Much of the current debate around the theater of Golden Age Spain has centered on whether, as an institution, it can be characterized as an ideological tool in the service of the Habsburg monarchy. This position finds its most forceful proponents in the renowned Spanish historian José Antonio Maravall and, more recently, in the literary critic and historian José María Díez Borque. Such a perspective on the canonical texts of Spain’s period of greatest literary achievement was, in the sixties and seventies, when much of Maravall’s work was being published, a radical, if not scandalous, innovation. Currently, however, there is another wave of criticism that would relegate Maravall’s theses to the dustbin of traditional thought, one that claims that any attempt to categorize the dramatic production of the Golden Age on one side or another of some imagined ideological border is necessarily reductive, and does violence to the irrepressible wealth of its polyvalent discourses. 1 I have argued elsewhere, and will continue to argue here (although with a twist), that there is more than enough evidence to support Maravall’s claims, if one takes the time to understand these claims.
The debate hinges on two contentions: propaganda, and therefore the agency behind that propaganda; and the homogeneity of reception. Anti-Maravallians feel that it is ludicrous to believe that there were members of the ruling class who actually exercised control over the content of plays in order to disseminate their system of values. Equally absurd, they claim, is the idea that the entirety of the theater and its constituents would be successfully imbued with these values; what, they ask, about resistance? The problem with these objections is an implicit assumption that they share (whether or not this assumption is present in Maravall’s own work is a topic for another discussion): namely, that the model presupposes a group of autonomous, receptive individuals who are seduced by the illusory message propagated by the theater and uniformly accept a system of values that is not commensurate with their interests. Herein lies the twist that is the subject of this paper: the form of theatricality that emerges in the sixteenth century and becomes the [End Page 391] comedia nueva of the Spanish Golden Age represents a movement of not merely propagandistic or ideological proportions, but rather of epistemological dimensions. The relationship of a viewer to the stage is the fundamental element of a new epistemological structure, one that creates the very conditions of possibility of what we today call ideology.
I. Medieval Theatricality
Before the sixteenth century, the theater—if it could be so called—in Spain was quite different from what goes by that name today. The theater semiotician Jean Alter has defined theater in the following terms: “the set of past, present, and perhaps future public performances that are based on fixed verbal texts essentially composed by dialogues, and during which live actors present the actions of characters involved in a fictional story.” 2 What is most extraordinary about this definition is that every element the author mentions is characteristic of theater as it appears after the second half of the sixteenth century; before that time, what we will call medieval theater shared none of these defining elements.
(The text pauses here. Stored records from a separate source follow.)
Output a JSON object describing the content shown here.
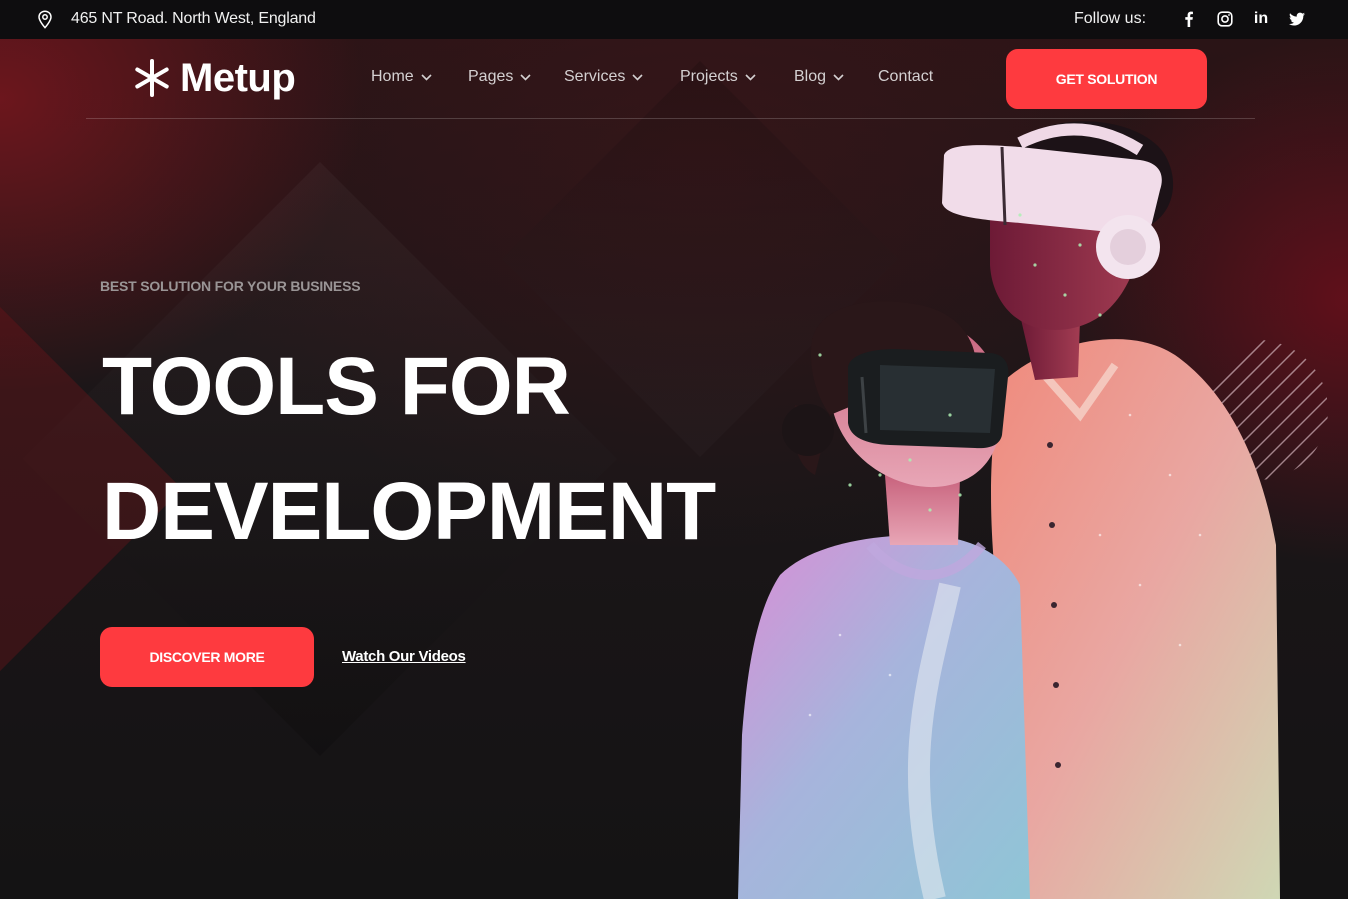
{
  "topbar": {
    "address": "465 NT Road. North West, England",
    "follow_label": "Follow us:",
    "social": [
      "facebook-icon",
      "instagram-icon",
      "linkedin-icon",
      "twitter-icon"
    ],
    "linkedin_text": "in"
  },
  "brand": {
    "name": "Metup",
    "logo_icon": "asterisk-logo-icon"
  },
  "nav": {
    "items": [
      {
        "label": "Home",
        "dropdown": true
      },
      {
        "label": "Pages",
        "dropdown": true
      },
      {
        "label": "Services",
        "dropdown": true
      },
      {
        "label": "Projects",
        "dropdown": true
      },
      {
        "label": "Blog",
        "dropdown": true
      },
      {
        "label": "Contact",
        "dropdown": false
      }
    ],
    "cta_label": "GET SOLUTION"
  },
  "hero": {
    "eyebrow": "BEST SOLUTION FOR YOUR BUSINESS",
    "title_line1": "TOOLS FOR",
    "title_line2": "DEVELOPMENT",
    "primary_button": "DISCOVER MORE",
    "secondary_link": "Watch Our Videos",
    "image": "two people wearing VR headsets"
  },
  "colors": {
    "accent": "#fe3a3f",
    "topbar_bg": "#0e0d0f",
    "hero_bg": "#161416",
    "nav_text": "#d4d0d1",
    "eyebrow_text": "#9a9596"
  }
}
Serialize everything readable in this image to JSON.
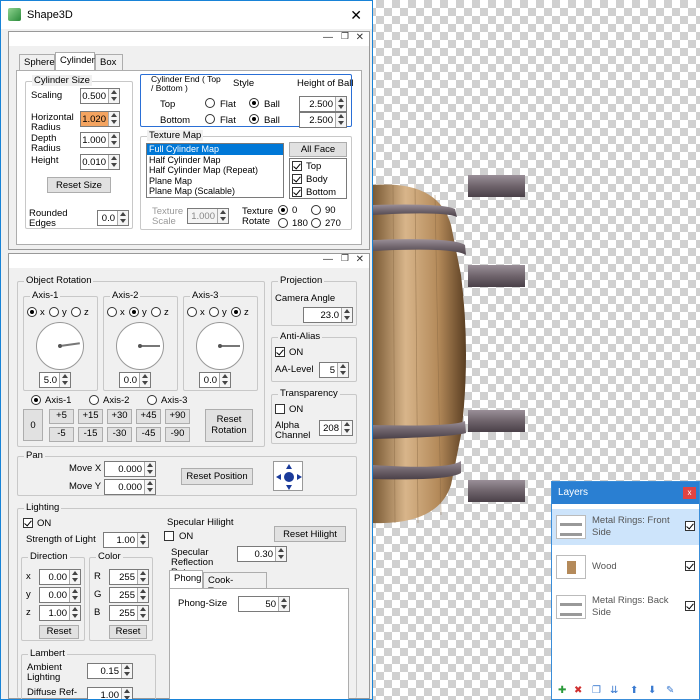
{
  "window": {
    "title": "Shape3D",
    "close": "✕"
  },
  "shape_tabs": [
    "Sphere",
    "Cylinder",
    "Box"
  ],
  "cylinder_size": {
    "title": "Cylinder Size",
    "scaling_label": "Scaling",
    "scaling": "0.500",
    "hradius_label": "Horizontal Radius",
    "hradius": "1.020",
    "dradius_label": "Depth Radius",
    "dradius": "1.000",
    "height_label": "Height",
    "height": "0.010",
    "reset": "Reset Size"
  },
  "rounded_edges": {
    "label": "Rounded Edges",
    "value": "0.0"
  },
  "cylinder_end": {
    "title": "Cylinder End ( Top / Bottom )",
    "style": "Style",
    "height_of_ball": "Height of Ball",
    "top": "Top",
    "bottom": "Bottom",
    "flat": "Flat",
    "ball": "Ball",
    "top_height": "2.500",
    "bottom_height": "2.500"
  },
  "texture_map": {
    "title": "Texture Map",
    "items": [
      "Full Cylinder Map",
      "Half Cylinder Map",
      "Half Cylinder Map (Repeat)",
      "Plane Map",
      "Plane Map (Scalable)"
    ],
    "all_face": "All Face",
    "faces": [
      "Top",
      "Body",
      "Bottom"
    ],
    "scale_label": "Texture Scale",
    "scale": "1.000",
    "rotate_label": "Texture Rotate",
    "rotate_options": [
      "0",
      "90",
      "180",
      "270"
    ]
  },
  "object_rotation": {
    "title": "Object Rotation",
    "axes": [
      {
        "name": "Axis-1",
        "value": "5.0"
      },
      {
        "name": "Axis-2",
        "value": "0.0"
      },
      {
        "name": "Axis-3",
        "value": "0.0"
      }
    ],
    "xyz": [
      "x",
      "y",
      "z"
    ],
    "zero": "0",
    "plus": [
      "+5",
      "+15",
      "+30",
      "+45",
      "+90"
    ],
    "minus": [
      "-5",
      "-15",
      "-30",
      "-45",
      "-90"
    ],
    "reset": "Reset Rotation"
  },
  "projection": {
    "title": "Projection",
    "camera_label": "Camera Angle",
    "camera": "23.0"
  },
  "antialias": {
    "title": "Anti-Alias",
    "on": "ON",
    "level_label": "AA-Level",
    "level": "5"
  },
  "transparency": {
    "title": "Transparency",
    "on": "ON",
    "alpha_label": "Alpha Channel",
    "alpha": "208"
  },
  "pan": {
    "title": "Pan",
    "movex_label": "Move X :",
    "movex": "0.000",
    "movey_label": "Move Y :",
    "movey": "0.000",
    "reset": "Reset Position"
  },
  "lighting": {
    "title": "Lighting",
    "on": "ON",
    "strength_label": "Strength of Light",
    "strength": "1.00",
    "direction": "Direction",
    "dx": "0.00",
    "dy": "0.00",
    "dz": "1.00",
    "color": "Color",
    "r": "255",
    "g": "255",
    "b": "255",
    "reset": "Reset",
    "x": "x",
    "y": "y",
    "z": "z",
    "rl": "R",
    "gl": "G",
    "bl": "B"
  },
  "specular": {
    "title": "Specular Hilight",
    "on": "ON",
    "reset": "Reset Hilight",
    "rate_label": "Specular Reflection Rate",
    "rate": "0.30",
    "tabs": [
      "Phong",
      "Cook-Torrance"
    ],
    "phong_label": "Phong-Size",
    "phong": "50"
  },
  "lambert": {
    "title": "Lambert",
    "ambient_label": "Ambient Lighting",
    "ambient": "0.15",
    "diffuse_label": "Diffuse Ref-",
    "diffuse": "1.00"
  },
  "layers": {
    "title": "Layers",
    "close": "x",
    "items": [
      "Metal Rings: Front Side",
      "Wood",
      "Metal Rings: Back Side"
    ]
  }
}
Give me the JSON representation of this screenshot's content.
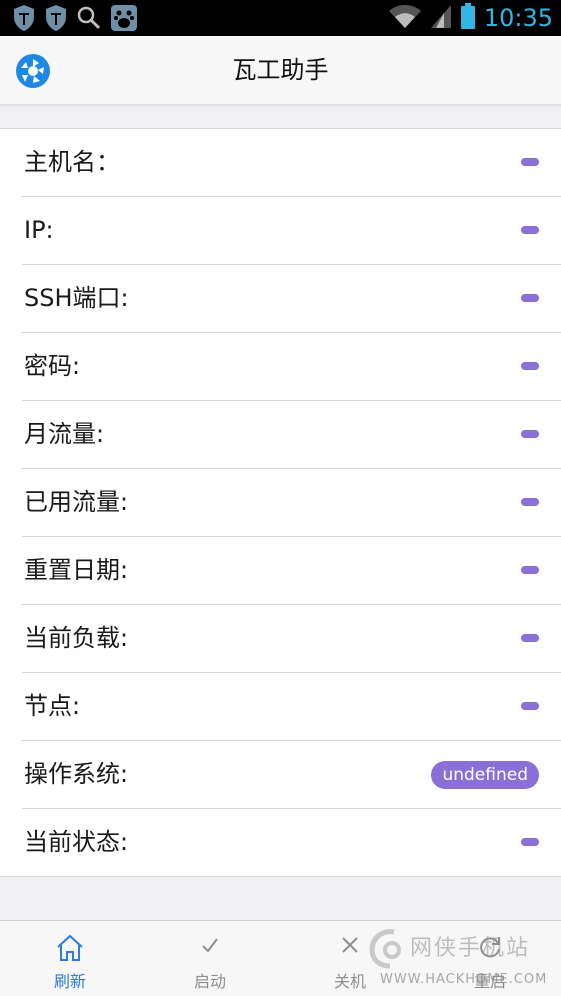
{
  "status_bar": {
    "time": "10:35",
    "icons": [
      "shield-icon",
      "shield-icon",
      "search-icon",
      "baidu-icon",
      "wifi-icon",
      "signal-icon",
      "battery-icon"
    ]
  },
  "header": {
    "title": "瓦工助手",
    "logo_icon": "aperture-logo-icon"
  },
  "info": {
    "rows": [
      {
        "label": "主机名：",
        "value": ""
      },
      {
        "label": "IP:",
        "value": ""
      },
      {
        "label": "SSH端口:",
        "value": ""
      },
      {
        "label": "密码:",
        "value": ""
      },
      {
        "label": "月流量:",
        "value": ""
      },
      {
        "label": "已用流量:",
        "value": ""
      },
      {
        "label": "重置日期:",
        "value": ""
      },
      {
        "label": "当前负载:",
        "value": ""
      },
      {
        "label": "节点:",
        "value": ""
      },
      {
        "label": "操作系统:",
        "value": "undefined"
      },
      {
        "label": "当前状态:",
        "value": ""
      }
    ]
  },
  "tabs": [
    {
      "label": "刷新",
      "icon": "home-icon",
      "active": true
    },
    {
      "label": "启动",
      "icon": "check-icon",
      "active": false
    },
    {
      "label": "关机",
      "icon": "close-icon",
      "active": false
    },
    {
      "label": "重启",
      "icon": "restart-icon",
      "active": false
    }
  ],
  "watermark": {
    "cn": "网侠手机站",
    "en": "WWW.HACKHOME.COM"
  },
  "colors": {
    "accent": "#8a6fd6",
    "tab_active": "#2c7be5",
    "status_icons": "#33b5e5"
  }
}
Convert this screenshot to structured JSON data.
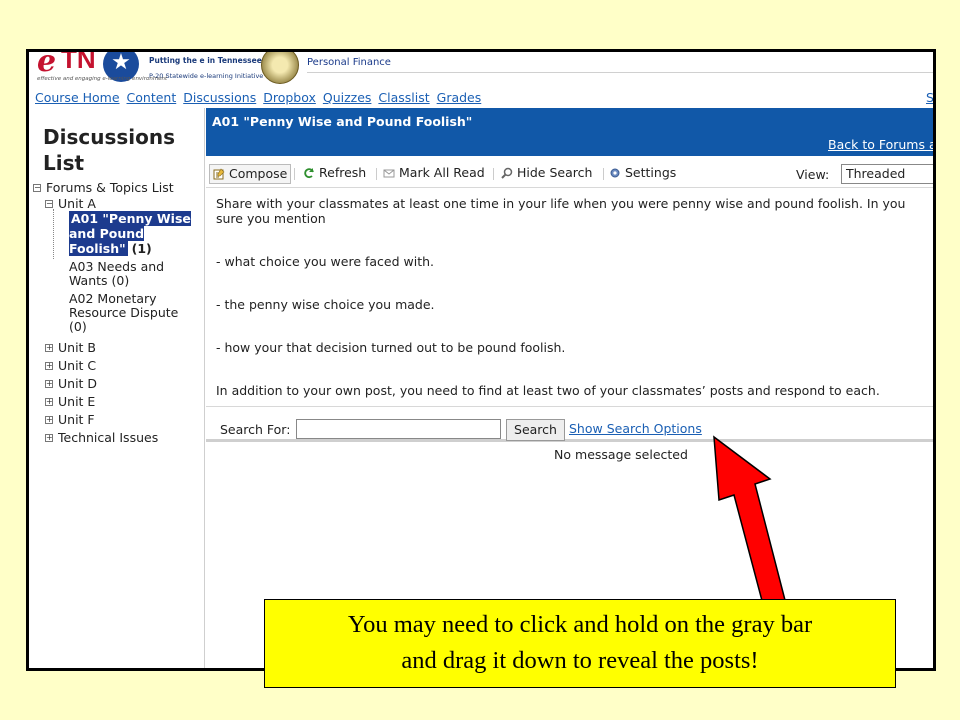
{
  "header": {
    "logo_e": "e",
    "logo_tn": "TN",
    "logo_tagline": "Putting the e in Tennessee",
    "logo_sub": "P-20 Statewide e-learning Initiative",
    "logo_small": "effective and engaging e-learning environment",
    "course_name": "Personal Finance"
  },
  "nav": {
    "items": [
      "Course Home",
      "Content",
      "Discussions",
      "Dropbox",
      "Quizzes",
      "Classlist",
      "Grades"
    ],
    "right_fragment": "S"
  },
  "left": {
    "title": "Discussions List",
    "root": "Forums & Topics List",
    "unit_a": "Unit A",
    "topics": [
      {
        "label": "A01 \"Penny Wise and Pound Foolish\"",
        "count": "(1)"
      },
      {
        "label": "A03 Needs and Wants",
        "count": "(0)"
      },
      {
        "label": "A02 Monetary Resource Dispute",
        "count": "(0)"
      }
    ],
    "units": [
      "Unit B",
      "Unit C",
      "Unit D",
      "Unit E",
      "Unit F",
      "Technical Issues"
    ]
  },
  "main": {
    "topic_title": "A01 \"Penny Wise and Pound Foolish\"",
    "back_link": "Back to Forums a",
    "toolbar": {
      "compose": "Compose",
      "refresh": "Refresh",
      "mark_all_read": "Mark All Read",
      "hide_search": "Hide Search",
      "settings": "Settings",
      "view_label": "View:",
      "view_value": "Threaded"
    },
    "description": [
      "Share with your classmates at least one time in your life when you were penny wise and pound foolish. In you",
      "sure you mention",
      "- what choice you were faced with.",
      "- the penny wise choice you made.",
      "- how your that decision turned out to be pound foolish.",
      "In addition to your own post, you need to find at least two of your classmates’ posts and respond to each."
    ],
    "search": {
      "label": "Search For:",
      "value": "",
      "button": "Search",
      "options_link": "Show Search Options"
    },
    "no_message": "No message selected"
  },
  "annotation": {
    "callout_line1": "You may need to click and hold on the gray bar",
    "callout_line2": "and drag it down to reveal the posts!",
    "arrow_color": "#ff0000"
  },
  "colors": {
    "background": "#ffffc8",
    "topic_bar": "#1158a8",
    "selection": "#1d3b8e",
    "link": "#1a5fb4",
    "callout": "#ffff00"
  }
}
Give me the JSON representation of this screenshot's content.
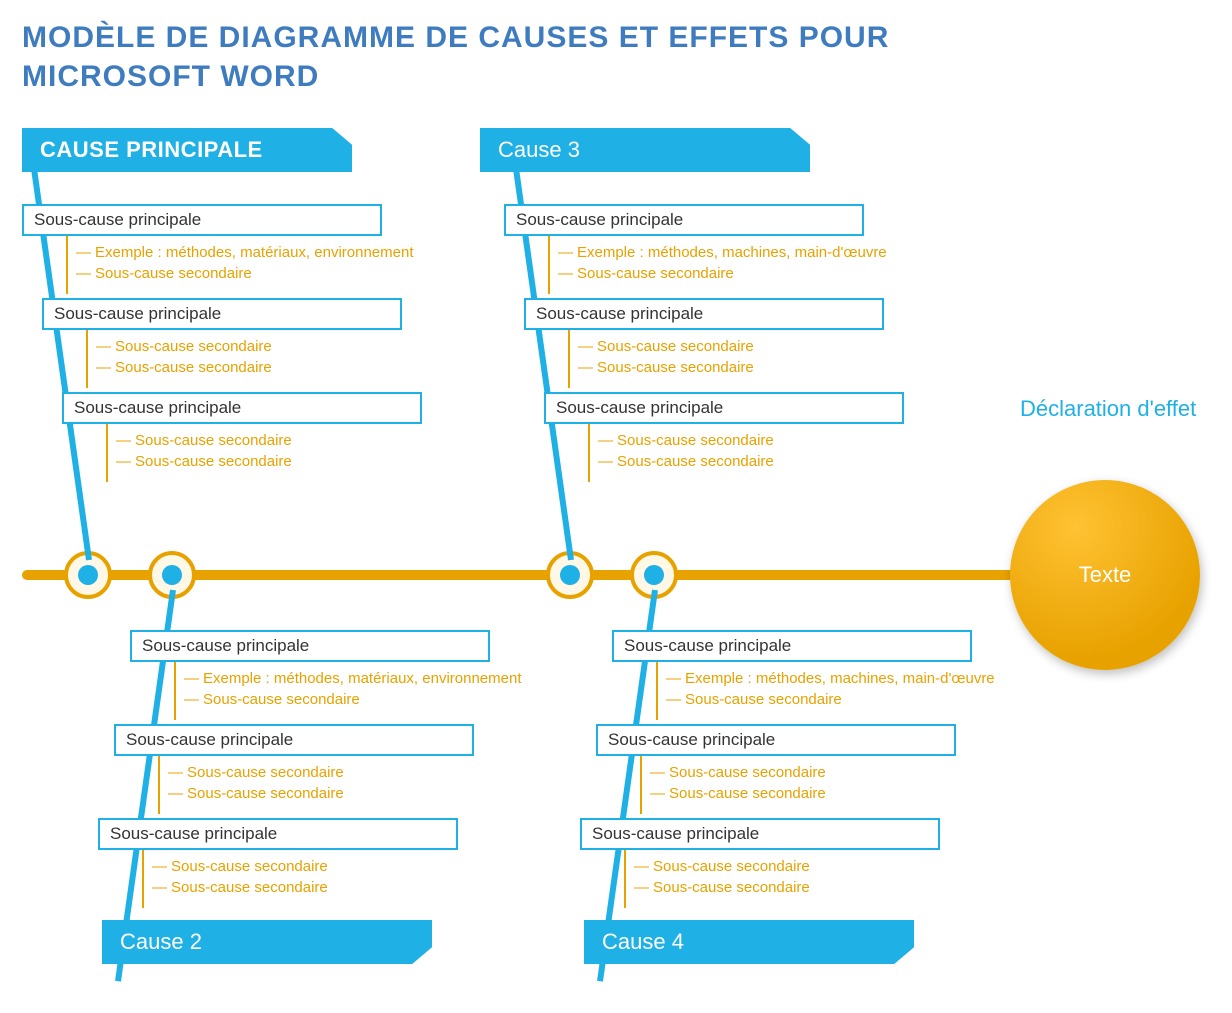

If modern theater depends on actors to represent a text through the performance of dialogues and actions, medieval theater had no need of a stable text, no clearly defined agent to be the actor, and the roles that were played often had no point of reference outside of the place and time of the performance. In other words, if modern theater is concerned with representation through performance, medieval theater was only concerned with performance, or what one can call the production of presence. 3
Theater in its medieval manifestation was essentially a form of ritual, always connected to some event of importance in court, religious, or town life. In the context of a nobleman’s home, for example, a kind of theater might be involved with the festivities surrounding a banquet, in which the guests are not only offered entertainment before and after the meal, but in between the dishes as well: “These royal banquets...